◆ **Your goal**
Could you please return each line of the data that has the word "Pets"?

── Raw data ──

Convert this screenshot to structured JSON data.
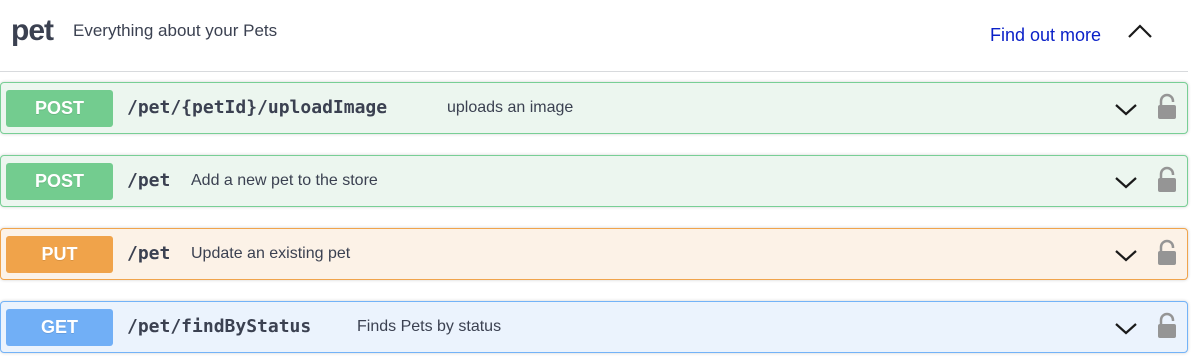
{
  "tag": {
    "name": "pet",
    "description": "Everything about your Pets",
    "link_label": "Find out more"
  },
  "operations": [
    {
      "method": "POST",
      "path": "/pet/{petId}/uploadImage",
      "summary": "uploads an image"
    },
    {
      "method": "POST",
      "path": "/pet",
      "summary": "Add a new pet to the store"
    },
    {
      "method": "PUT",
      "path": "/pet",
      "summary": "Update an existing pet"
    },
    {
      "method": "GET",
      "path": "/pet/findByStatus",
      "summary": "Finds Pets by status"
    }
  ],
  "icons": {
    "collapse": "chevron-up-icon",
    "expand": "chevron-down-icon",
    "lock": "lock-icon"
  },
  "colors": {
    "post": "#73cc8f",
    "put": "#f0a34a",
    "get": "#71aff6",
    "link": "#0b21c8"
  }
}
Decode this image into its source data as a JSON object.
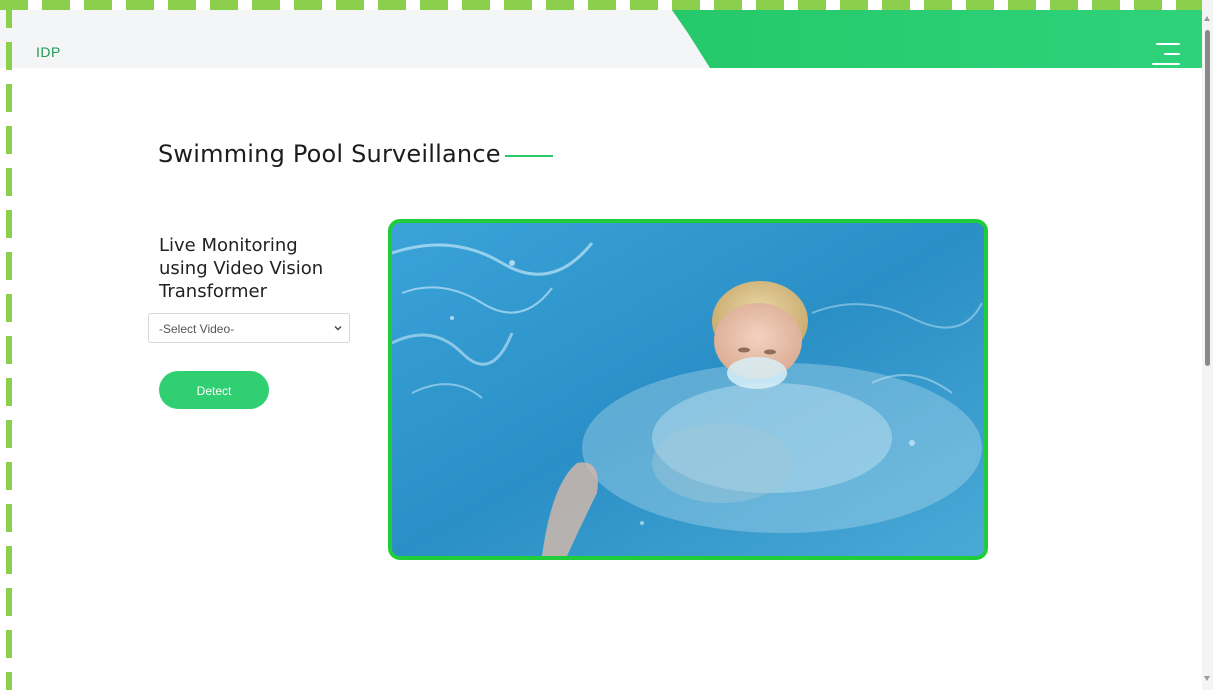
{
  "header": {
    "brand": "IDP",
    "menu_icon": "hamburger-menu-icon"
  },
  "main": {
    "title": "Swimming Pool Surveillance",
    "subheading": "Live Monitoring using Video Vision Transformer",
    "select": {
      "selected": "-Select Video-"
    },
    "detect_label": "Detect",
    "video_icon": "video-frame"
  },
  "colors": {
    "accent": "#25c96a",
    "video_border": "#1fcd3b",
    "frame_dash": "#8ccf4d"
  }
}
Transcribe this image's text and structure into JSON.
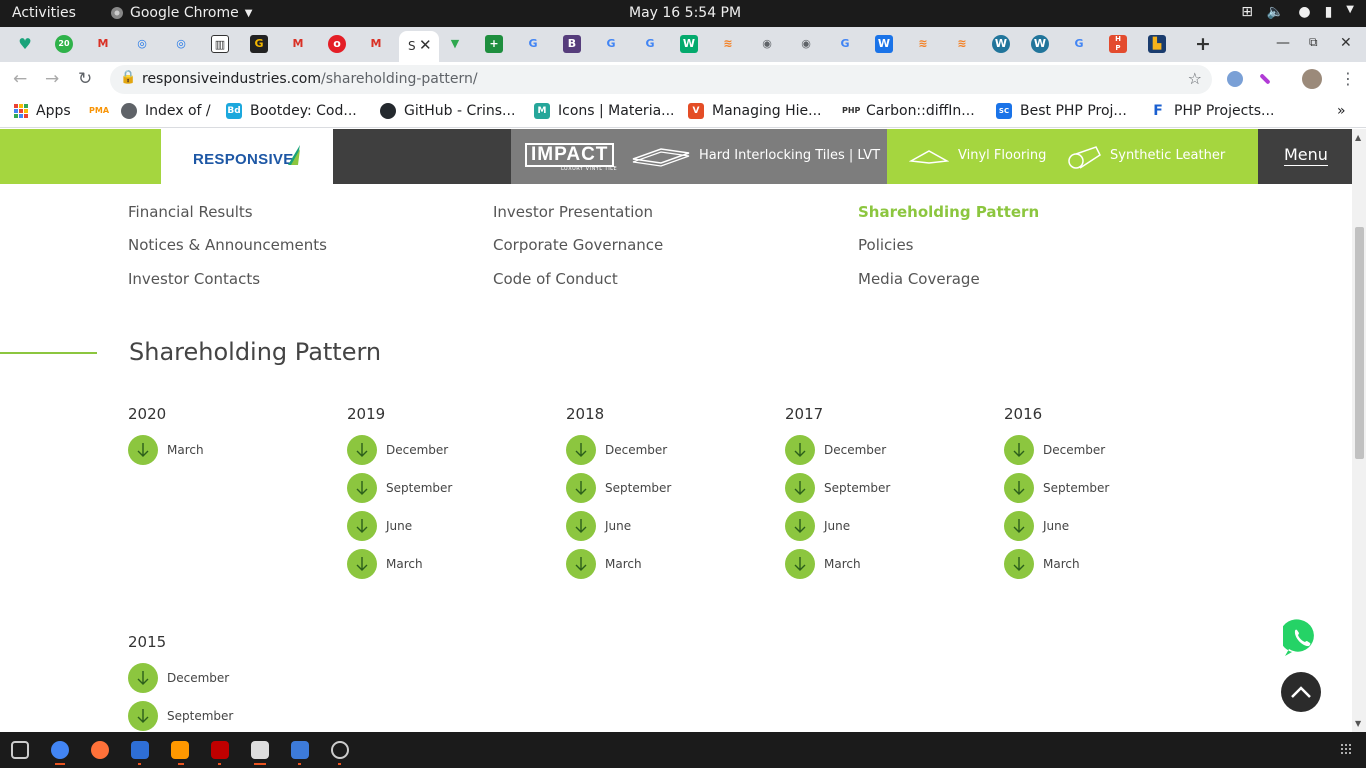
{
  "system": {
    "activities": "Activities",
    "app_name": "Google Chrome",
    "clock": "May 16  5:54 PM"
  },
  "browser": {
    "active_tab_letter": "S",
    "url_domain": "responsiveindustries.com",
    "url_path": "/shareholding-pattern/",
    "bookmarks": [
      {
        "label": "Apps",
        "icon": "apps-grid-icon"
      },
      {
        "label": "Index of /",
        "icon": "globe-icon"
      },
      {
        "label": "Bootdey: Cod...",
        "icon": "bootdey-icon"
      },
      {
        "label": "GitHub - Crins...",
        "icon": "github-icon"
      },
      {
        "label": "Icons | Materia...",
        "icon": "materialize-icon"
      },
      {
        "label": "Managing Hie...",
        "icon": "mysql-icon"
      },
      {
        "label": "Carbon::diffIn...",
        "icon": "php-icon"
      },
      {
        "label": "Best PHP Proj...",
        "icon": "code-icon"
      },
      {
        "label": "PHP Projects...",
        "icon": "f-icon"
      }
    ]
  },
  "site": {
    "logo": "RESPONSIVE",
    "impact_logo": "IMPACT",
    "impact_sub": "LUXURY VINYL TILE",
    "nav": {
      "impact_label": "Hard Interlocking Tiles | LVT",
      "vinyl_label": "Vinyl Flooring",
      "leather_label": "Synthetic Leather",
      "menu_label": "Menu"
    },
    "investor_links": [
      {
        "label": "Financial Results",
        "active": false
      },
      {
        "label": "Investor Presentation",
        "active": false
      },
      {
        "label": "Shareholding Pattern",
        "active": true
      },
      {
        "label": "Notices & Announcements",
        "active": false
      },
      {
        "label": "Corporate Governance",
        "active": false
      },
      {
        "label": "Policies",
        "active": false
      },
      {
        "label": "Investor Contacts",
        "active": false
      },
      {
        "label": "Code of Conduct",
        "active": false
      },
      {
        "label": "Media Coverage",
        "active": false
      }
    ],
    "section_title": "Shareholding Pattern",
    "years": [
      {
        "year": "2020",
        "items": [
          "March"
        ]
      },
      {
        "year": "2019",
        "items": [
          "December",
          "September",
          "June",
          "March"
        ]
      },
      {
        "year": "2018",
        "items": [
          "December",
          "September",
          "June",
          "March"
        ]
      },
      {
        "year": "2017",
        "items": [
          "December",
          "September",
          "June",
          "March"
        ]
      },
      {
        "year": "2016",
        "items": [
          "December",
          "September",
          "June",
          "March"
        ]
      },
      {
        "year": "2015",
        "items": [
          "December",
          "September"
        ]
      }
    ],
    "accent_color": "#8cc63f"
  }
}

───
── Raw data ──

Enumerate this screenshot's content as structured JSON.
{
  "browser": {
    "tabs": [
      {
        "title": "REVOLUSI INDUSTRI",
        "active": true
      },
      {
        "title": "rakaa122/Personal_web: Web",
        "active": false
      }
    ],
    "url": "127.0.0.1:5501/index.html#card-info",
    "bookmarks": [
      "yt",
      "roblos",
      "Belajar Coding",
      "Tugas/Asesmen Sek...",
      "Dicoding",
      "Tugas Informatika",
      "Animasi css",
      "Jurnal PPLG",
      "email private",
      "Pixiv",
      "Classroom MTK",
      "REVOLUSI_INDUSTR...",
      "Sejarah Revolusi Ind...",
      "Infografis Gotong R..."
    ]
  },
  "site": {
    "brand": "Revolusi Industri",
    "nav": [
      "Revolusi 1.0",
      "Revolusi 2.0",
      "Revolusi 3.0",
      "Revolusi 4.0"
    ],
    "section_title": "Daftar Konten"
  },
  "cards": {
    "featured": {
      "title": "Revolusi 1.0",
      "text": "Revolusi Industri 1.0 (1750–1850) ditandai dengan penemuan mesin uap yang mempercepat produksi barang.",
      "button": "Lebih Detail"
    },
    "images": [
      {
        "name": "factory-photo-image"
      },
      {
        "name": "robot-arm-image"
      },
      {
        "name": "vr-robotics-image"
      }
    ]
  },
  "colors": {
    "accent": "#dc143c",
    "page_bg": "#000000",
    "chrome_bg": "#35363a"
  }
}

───

◆ **Finished exercise**
    "description": "Everything about your Pets",
      "summary": "Finds Pets by status"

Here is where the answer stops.